Pimsleur vs Rosetta Stone 2023: Which is More Effective to Learn Language
After a comparison between Babbel and Rosetta Stone, time has come to compare Pimsleur with Rosetta Stone. Like Babbel vs Duolingo, Pimsleur vs Rosetta Stone is also kind of a tricky subject. It’s hard to compare the two since they both teach in different ways. However, we still compare them in some of the most aspects to help you decide which one is more effective for you to learn languages.
Rosetta Stone VS Pimsleur Comparison Chart
|Pricing||Start from $14.95 per month||$11.99/month to $ 249/Lifetime|
|Language Options||50+ languages available||30+ languages available|
1. Short and effective lessons|
2. All you have to do is listen and repeat
3. Your pronunciation will improve dramatically
4. Teaches conversational language and not tourist phrases
1. Tries to mimic how a child
2. Many languages available (more than 30)
3. Classroom modules are available
1. Very boring – especially for visual learners|
2. Tends to teach in formal language instead of informal
3. No writing lessons and some languages (Chinese, Japanese, Swiss-German, and Ojibwa) don’t offer any reading lessons.
1. Repetitive exercises revolve around matching
pictures to words|
2. Lacks cultural information and translations
3. Only starts at a beginner level
Pimsleur VS Rosetta Stone: Pimsleur Pros and Cons
In a nutshell, Pimsleur teaches you through listening and repeating.
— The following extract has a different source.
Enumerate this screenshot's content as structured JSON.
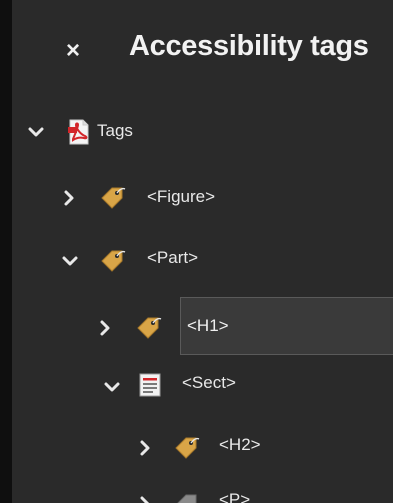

It consists of 30 minutes daily audio lessons which work as follow:
- You listen to native speakers pronouncing a sentence in your target language and its translation in English.
- You repeat the sentences and answer questions your “language tutor” asks.
- You move on to the next lesson once you can answer quickly and accurately to more than 80% of the questions asked in the lesson.
What we really like about Pimsleur
- Pimsleur’s active participation is what really separates Pimsleur from the majority of language courses. Instead of playing a word to get you to remember it, the audio series asks you how to say something or to respond to a native speaker.
- Repetition of previously learned material. What you learn in one unit does indeed come back in later ones, thus reinforcing it in your memory. This is effective for learning a new language.
- Hearing native-spoken pronunciations and intonations. You can use the opportunity to learn to improve your pronunciation and sentence rhythm.
What we don’t like about Pimsleur
- It gets boring pretty fast, due to the fact that all lessons have the same format;
- Because it focuses on listening and speaking, it does not help you develop your reading and writing skills;
- The course is made for English speakers, which makes it a little harder for those who have English as their second language;
- It uses a more formal language, so you will not learn colloquialisms and slangs.
Pimsleur VS Rosetta Stone: Rosetta Stone Pros and Cons
Rosetta Stone focuses on the auditory and visual aspects of language learning. Their course is almost exclusively a combination of images and recorded audio. What’s distinctively unique about Rosetta Stone’s method is that they don’t use your native language to teach you.
What we really like about Rosetta Stone
- This is an organized method of learning, relying on vocabulary building.
- There are pronunciation checks which help correct your language SNAFUs as they occur.
- There are several options for purchasing the courses, including subscription and downloads.
What we don’t like about Rosetta Stone
The major criticism of the Rosetta Stone method is that no explicit explanations or translations are given.
- No use of native language. While some argue this could be a benefit, it does make it much harder for new beginners to get comfortable.
- Lack of cultural relevance and personalization. There are many parts within the application that use cliché and political translations of different cultures.
Pimsleur vs Rosetta Stone conclusion
Now that you know the difference, you can know which one is right for you. Are you a more of a visual learner? Rosetta might be a better pick. Pimsleur if you are more of an audio learner.